{{GAMEO_footer|hp=Vol. 3, p. 322|date=1957|a1_last=Giesbrecht|a1_first=Gerhard B|a2_last=|a2_first=}}

Latest revision as of 07:31, 16 January 2017

The Lengua Indian Mission in the Paraguayan Chaco was considered by the Mennonite immigrants to the Chaco in 1932, two years after their arrival there; the project was, however, prevented for two years by the war between Paraguay and Bolivia. In 1935 a missionary association called Licht den Indianern was organized by 48 members of the various Mennonite groups General Conference Mennonite, Evangelical Mennonite Brethren, and Mennonite Brethren). The first missionaries sent to the field were Abraham Unger, Abraham and Anna Ratzlaff, and Gerhard and Katharina Giesbrecht. The first convert, Sepe Thama (i.e., a son), was baptized after ten years of work. In 1951 the congregation had 28 members, of whom 15 were baptized on 22 January 1950.

The language of the Lengua Indians is a very difficult one to learn; there was at first no written matter in the dialect used at the station. The language consists of only 17 letters, the sounds of which include a peculiar lisp which is very difficult to acquire. Besides receiving spiritual service, the Indians were also encouraged to give up their nomadic way of life and make permanent settlements. By the 1950s the Catholic Church had put no obstacles in the way of the work.
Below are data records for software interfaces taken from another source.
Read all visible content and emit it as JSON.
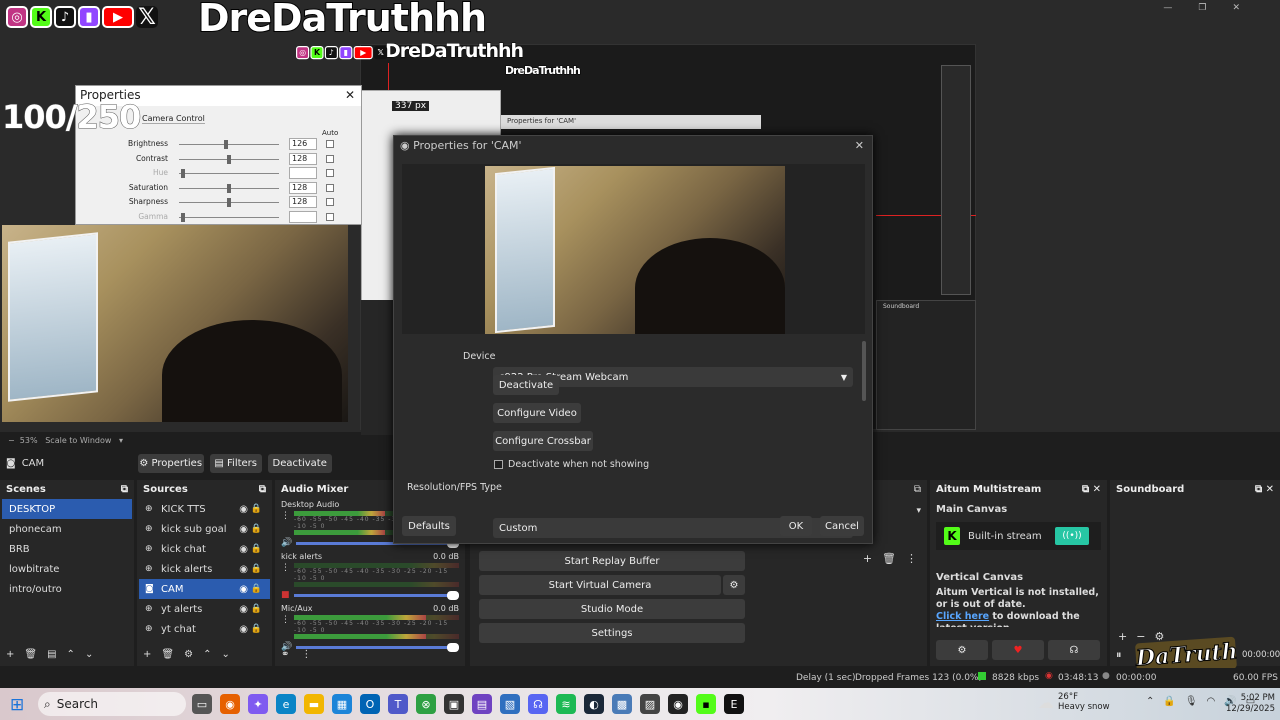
{
  "overlay": {
    "handle": "DreDaTruthhh",
    "social_icons": [
      "instagram-icon",
      "kick-icon",
      "tiktok-icon",
      "twitch-icon",
      "youtube-icon",
      "x-icon"
    ],
    "counter": "100/250"
  },
  "camera_props": {
    "title": "Properties",
    "tab": "Camera Control",
    "auto_label": "Auto",
    "rows": [
      {
        "label": "Brightness",
        "value": "126",
        "level": 0.45
      },
      {
        "label": "Contrast",
        "value": "128",
        "level": 0.48
      },
      {
        "label": "Hue",
        "value": "",
        "level": 0.02
      },
      {
        "label": "Saturation",
        "value": "128",
        "level": 0.48
      },
      {
        "label": "Sharpness",
        "value": "128",
        "level": 0.48
      },
      {
        "label": "Gamma",
        "value": "",
        "level": 0.02
      }
    ]
  },
  "nested": {
    "px_label": "337 px",
    "props_small": "Properties for 'CAM'",
    "soundboard_small": "Soundboard"
  },
  "preview_bar": {
    "zoom": "53%",
    "scale": "Scale to Window"
  },
  "toolbar": {
    "source": "CAM",
    "properties": "Properties",
    "filters": "Filters",
    "deactivate": "Deactivate"
  },
  "scenes": {
    "title": "Scenes",
    "items": [
      "DESKTOP",
      "phonecam",
      "BRB",
      "lowbitrate",
      "intro/outro"
    ],
    "selected": 0
  },
  "sources": {
    "title": "Sources",
    "items": [
      "KICK TTS",
      "kick sub goal",
      "kick chat",
      "kick alerts",
      "CAM",
      "yt alerts",
      "yt chat"
    ],
    "selected": 4
  },
  "mixer": {
    "title": "Audio Mixer",
    "channels": [
      {
        "name": "Desktop Audio",
        "db": ""
      },
      {
        "name": "kick alerts",
        "db": "0.0 dB"
      },
      {
        "name": "Mic/Aux",
        "db": "0.0 dB"
      }
    ],
    "scale": "-60 -55 -50 -45 -40 -35 -30 -25 -20 -15 -10 -5 0"
  },
  "controls": [
    "Start Replay Buffer",
    "Start Virtual Camera",
    "Studio Mode",
    "Settings"
  ],
  "aitum": {
    "title": "Aitum Multistream",
    "main_canvas": "Main Canvas",
    "builtin": "Built-in stream",
    "vertical_title": "Vertical Canvas",
    "vertical_msg": "Aitum Vertical is not installed, or is out of date.",
    "click_here": "Click here",
    "download_msg": "to download the latest version"
  },
  "soundboard": {
    "title": "Soundboard",
    "time": "00:00:00",
    "fps": "60.00 FPS"
  },
  "dialog": {
    "title": "Properties for 'CAM'",
    "device_label": "Device",
    "device_value": "c922 Pro Stream Webcam",
    "deactivate": "Deactivate",
    "configure_video": "Configure Video",
    "configure_crossbar": "Configure Crossbar",
    "deactivate_when": "Deactivate when not showing",
    "res_label": "Resolution/FPS Type",
    "res_value": "Custom",
    "defaults": "Defaults",
    "ok": "OK",
    "cancel": "Cancel"
  },
  "status": {
    "delay": "Delay (1 sec)",
    "dropped": "Dropped Frames 123 (0.0%)",
    "kbps": "8828 kbps",
    "time": "03:48:13",
    "rec_time": "00:00:00",
    "fps": "60.00 FPS"
  },
  "taskbar": {
    "search": "Search",
    "weather_temp": "26°F",
    "weather_desc": "Heavy snow",
    "clock_time": "5:02 PM",
    "clock_date": "12/29/2025"
  },
  "colors": {
    "accent": "#2b5caf",
    "kick": "#53fc18",
    "dock": "#272727",
    "bg": "#1e1e1e"
  }
}
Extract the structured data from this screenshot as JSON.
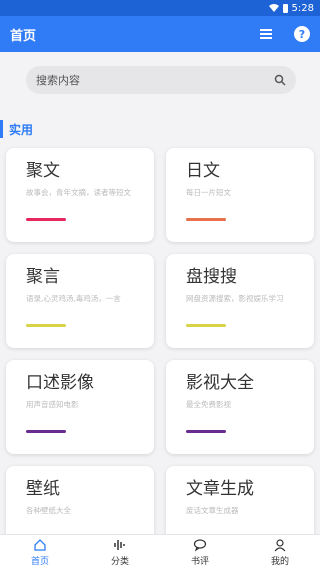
{
  "status": {
    "time": "5:28"
  },
  "appbar": {
    "title": "首页",
    "menu_icon": "list-icon",
    "help_icon": "help-icon",
    "help_glyph": "?"
  },
  "search": {
    "placeholder": "搜索内容",
    "icon": "search-icon"
  },
  "section": {
    "label": "实用"
  },
  "cards": [
    {
      "title": "聚文",
      "desc": "故事会，青年文摘，读者等短文",
      "color": "#e8265e"
    },
    {
      "title": "日文",
      "desc": "每日一片短文",
      "color": "#e8704a"
    },
    {
      "title": "聚言",
      "desc": "语录,心灵鸡汤,毒鸡汤，一言",
      "color": "#d8d448"
    },
    {
      "title": "盘搜搜",
      "desc": "网盘资源搜索，影视娱乐学习",
      "color": "#d8d448"
    },
    {
      "title": "口述影像",
      "desc": "用声音感知电影",
      "color": "#6a2b8f"
    },
    {
      "title": "影视大全",
      "desc": "最全免费影视",
      "color": "#6a2b8f"
    },
    {
      "title": "壁纸",
      "desc": "各种壁纸大全",
      "color": "#ffffff"
    },
    {
      "title": "文章生成",
      "desc": "废话文章生成器",
      "color": "#ffffff"
    }
  ],
  "tabs": [
    {
      "label": "首页",
      "icon": "home-icon",
      "active": true
    },
    {
      "label": "分类",
      "icon": "waveform-icon",
      "active": false
    },
    {
      "label": "书评",
      "icon": "chat-icon",
      "active": false
    },
    {
      "label": "我的",
      "icon": "user-icon",
      "active": false
    }
  ]
}
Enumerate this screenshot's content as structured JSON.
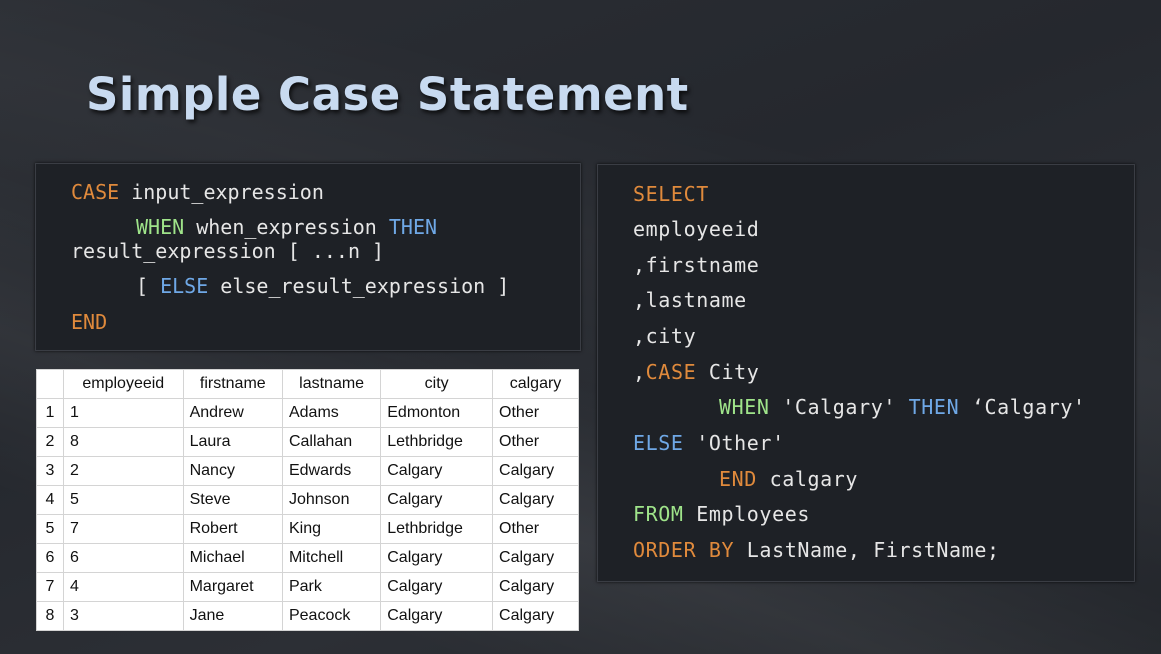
{
  "title": "Simple Case Statement",
  "syntax": {
    "line1": {
      "kw": "CASE",
      "rest": " input_expression"
    },
    "line2": {
      "kw": "WHEN",
      "mid": " when_expression ",
      "kw2": "THEN"
    },
    "line3": "result_expression [ ...n ]",
    "line4": {
      "pre": "[ ",
      "kw": "ELSE",
      "rest": " else_result_expression ]"
    },
    "line5": {
      "kw": "END"
    }
  },
  "query": {
    "l1": "SELECT",
    "l2": "employeeid",
    "l3": ",firstname",
    "l4": ",lastname",
    "l5": ",city",
    "l6": {
      "pre": ",",
      "kw": "CASE",
      "rest": " City"
    },
    "l7": {
      "kw": "WHEN",
      "mid": " 'Calgary' ",
      "kw2": "THEN",
      "rest": " ‘Calgary'"
    },
    "l8": {
      "kw": "ELSE",
      "rest": " 'Other'"
    },
    "l9": {
      "kw": "END",
      "rest": " calgary"
    },
    "l10": {
      "kw": "FROM",
      "rest": " Employees"
    },
    "l11": {
      "kw": "ORDER BY",
      "rest": " LastName, FirstName;"
    }
  },
  "results": {
    "columns": [
      "employeeid",
      "firstname",
      "lastname",
      "city",
      "calgary"
    ],
    "rows": [
      {
        "n": "1",
        "cells": [
          "1",
          "Andrew",
          "Adams",
          "Edmonton",
          "Other"
        ]
      },
      {
        "n": "2",
        "cells": [
          "8",
          "Laura",
          "Callahan",
          "Lethbridge",
          "Other"
        ]
      },
      {
        "n": "3",
        "cells": [
          "2",
          "Nancy",
          "Edwards",
          "Calgary",
          "Calgary"
        ]
      },
      {
        "n": "4",
        "cells": [
          "5",
          "Steve",
          "Johnson",
          "Calgary",
          "Calgary"
        ]
      },
      {
        "n": "5",
        "cells": [
          "7",
          "Robert",
          "King",
          "Lethbridge",
          "Other"
        ]
      },
      {
        "n": "6",
        "cells": [
          "6",
          "Michael",
          "Mitchell",
          "Calgary",
          "Calgary"
        ]
      },
      {
        "n": "7",
        "cells": [
          "4",
          "Margaret",
          "Park",
          "Calgary",
          "Calgary"
        ]
      },
      {
        "n": "8",
        "cells": [
          "3",
          "Jane",
          "Peacock",
          "Calgary",
          "Calgary"
        ]
      }
    ]
  }
}
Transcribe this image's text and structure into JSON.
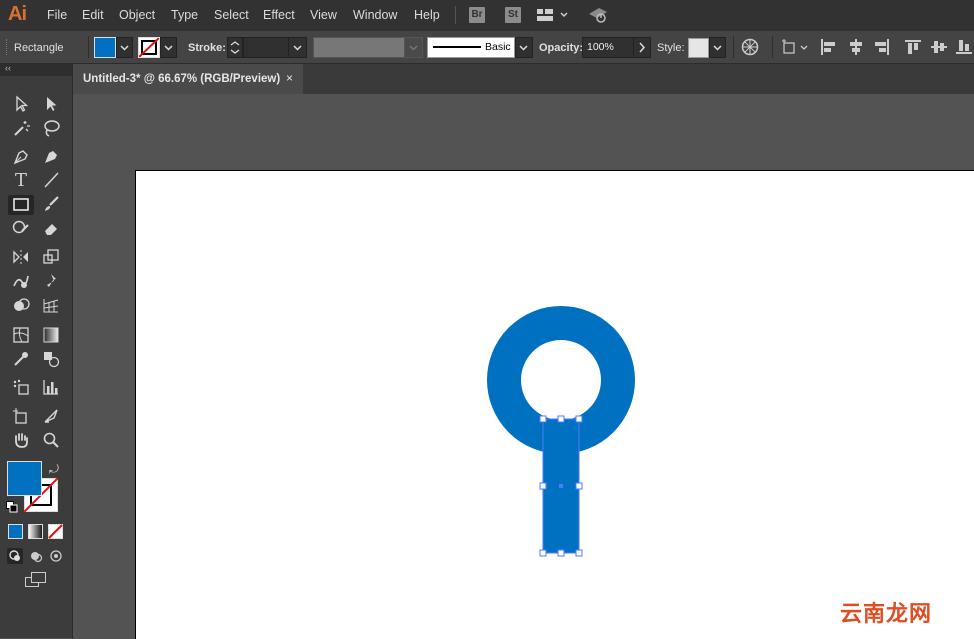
{
  "app": {
    "logo": "Ai"
  },
  "menubar": {
    "items": [
      "File",
      "Edit",
      "Object",
      "Type",
      "Select",
      "Effect",
      "View",
      "Window",
      "Help"
    ],
    "bridge": "Br",
    "stock": "St"
  },
  "controlbar": {
    "tool_name": "Rectangle",
    "fill_color": "#0070c0",
    "stroke_label": "Stroke:",
    "brush_label": "Basic",
    "opacity_label": "Opacity:",
    "opacity_value": "100%",
    "style_label": "Style:"
  },
  "document": {
    "tab_title": "Untitled-3* @ 66.67% (RGB/Preview)",
    "close_glyph": "×"
  },
  "artwork": {
    "shape_color": "#0070c0",
    "selection_color": "#4b7bff"
  },
  "toolbar": {
    "fill_color": "#0070c0",
    "collapse_glyph": "‹‹"
  },
  "watermark": "云南龙网"
}
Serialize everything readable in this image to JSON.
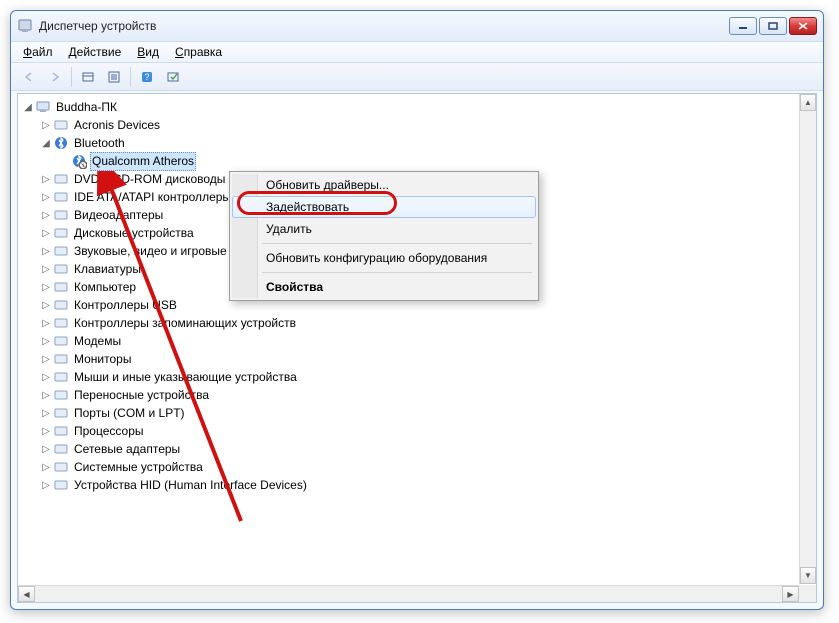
{
  "window": {
    "title": "Диспетчер устройств"
  },
  "menu": {
    "file": "Файл",
    "file_u": "Ф",
    "action": "Действие",
    "action_u": "Д",
    "view": "Вид",
    "view_u": "В",
    "help": "Справка",
    "help_u": "С"
  },
  "tree": {
    "root": "Buddha-ПК",
    "items": [
      "Acronis Devices",
      "Bluetooth",
      "DVD и CD-ROM дисководы",
      "IDE ATA/ATAPI контроллеры",
      "Видеоадаптеры",
      "Дисковые устройства",
      "Звуковые, видео и игровые устройства",
      "Клавиатуры",
      "Компьютер",
      "Контроллеры USB",
      "Контроллеры запоминающих устройств",
      "Модемы",
      "Мониторы",
      "Мыши и иные указывающие устройства",
      "Переносные устройства",
      "Порты (COM и LPT)",
      "Процессоры",
      "Сетевые адаптеры",
      "Системные устройства",
      "Устройства HID (Human Interface Devices)"
    ],
    "bluetooth_child": "Qualcomm Atheros"
  },
  "context": {
    "update_drivers": "Обновить драйверы...",
    "enable": "Задействовать",
    "delete": "Удалить",
    "scan_hw": "Обновить конфигурацию оборудования",
    "properties": "Свойства"
  }
}
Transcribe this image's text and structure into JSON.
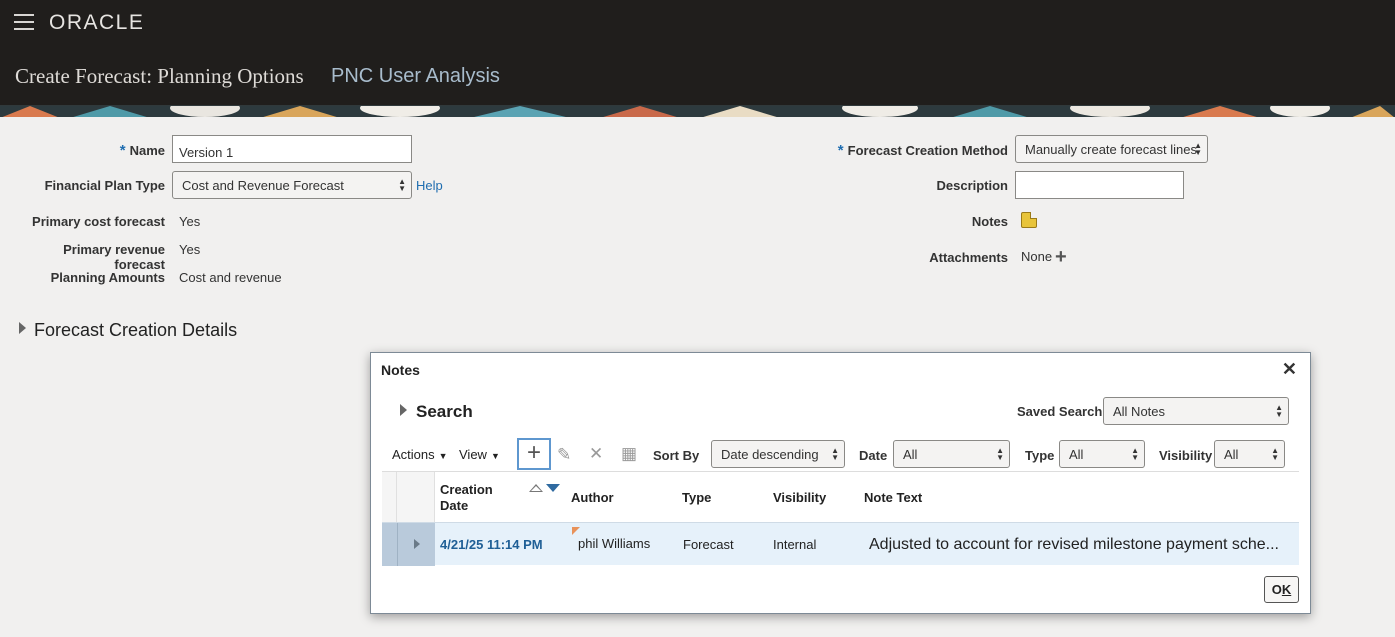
{
  "header": {
    "logo": "ORACLE",
    "title": "Create Forecast: Planning Options",
    "subtitle": "PNC User Analysis"
  },
  "form": {
    "name_label": "Name",
    "name_value": "Version 1",
    "plan_type_label": "Financial Plan Type",
    "plan_type_value": "Cost and Revenue Forecast",
    "help_link": "Help",
    "primary_cost_label": "Primary cost forecast",
    "primary_cost_value": "Yes",
    "primary_revenue_label": "Primary revenue forecast",
    "primary_revenue_value": "Yes",
    "planning_amounts_label": "Planning Amounts",
    "planning_amounts_value": "Cost and revenue",
    "method_label": "Forecast Creation Method",
    "method_value": "Manually create forecast lines",
    "description_label": "Description",
    "description_value": "",
    "notes_label": "Notes",
    "attachments_label": "Attachments",
    "attachments_value": "None"
  },
  "section": {
    "title": "Forecast Creation Details"
  },
  "dialog": {
    "title": "Notes",
    "close": "✕",
    "search_label": "Search",
    "saved_search_label": "Saved Search",
    "saved_search_value": "All Notes",
    "toolbar": {
      "actions": "Actions",
      "view": "View",
      "sort_by_label": "Sort By",
      "sort_by_value": "Date descending",
      "date_label": "Date",
      "date_value": "All",
      "type_label": "Type",
      "type_value": "All",
      "visibility_label": "Visibility",
      "visibility_value": "All"
    },
    "columns": {
      "creation_date_1": "Creation",
      "creation_date_2": "Date",
      "author": "Author",
      "type": "Type",
      "visibility": "Visibility",
      "note_text": "Note Text"
    },
    "rows": [
      {
        "creation_date": "4/21/25 11:14 PM",
        "author": "phil Williams",
        "type": "Forecast",
        "visibility": "Internal",
        "note_text": "Adjusted to account for revised milestone payment sche..."
      }
    ],
    "ok_label_1": "O",
    "ok_label_2": "K"
  },
  "colors": {
    "header_bg": "#201e1c",
    "link": "#1f6db0",
    "selected_row": "#e6f1fa"
  }
}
In 1946 the Mennonite Brethren Mission Board (Hillsboro, Kansas), by agreement with the missionary society, took over the Chaco Mission Field. The missionary society continued to serve as the representative of the Chaco Mennonites and shared in the operation of the Mission by counseling with the Mennonite Board Board, also raising funds in Paraguay. However the administrative and financial responsibility remained in the hands of the North American Board, which furnished most of the finances. In 1949 the name of the Chaco Mission was officially changed to "Chaco Amerikanische Mennonitenbrüder Mission Licht den Indianern."

See Paraguay

Bibliography

Hege, Christian and Christian Neff. Mennonitisches Lexikon, 4 vols. Frankfurt & Weierhof: Hege; Karlsruhe; Schneider, 1913-1967 II, 637 f.

Survey of the Mission Fields of the Conference of the Mennonite Brethren Church of North America Located in India, Africa, Brazil, Paraguay, and Colombia, made by A. E. Janzen, Executive Secretary and Treasurer of the Board of Foreign Missions During December 1948 to June 10, 1949. Hillsboro, April 1950: 86-116.


Author(s) Gerhard B Giesbrecht
Date Published 1957


Cite This Article

MLA style

Giesbrecht, Gerhard B. "Lengua Indian Mission." Global Anabaptist Mennonite Encyclopedia Online. 1957. Web. 16 Nov 2018. http://gameo.org/index.php?title=Lengua_Indian_Mission&oldid=146550.

APA style

Giesbrecht, Gerhard B. (1957). Lengua Indian Mission. Global Anabaptist Mennonite Encyclopedia Online. Retrieved 16 November 2018, from http://gameo.org/index.php?title=Lengua_Indian_Mission&oldid=146550.




Hpbuttns.png

Adapted by permission of Herald Press, Harrisonburg, Virginia, from Mennonite Encyclopedia, Vol. 3, p. 322. All rights reserved.


©1996-2018 by the Global Anabaptist Mennonite Encyclopedia Online. All rights reserved.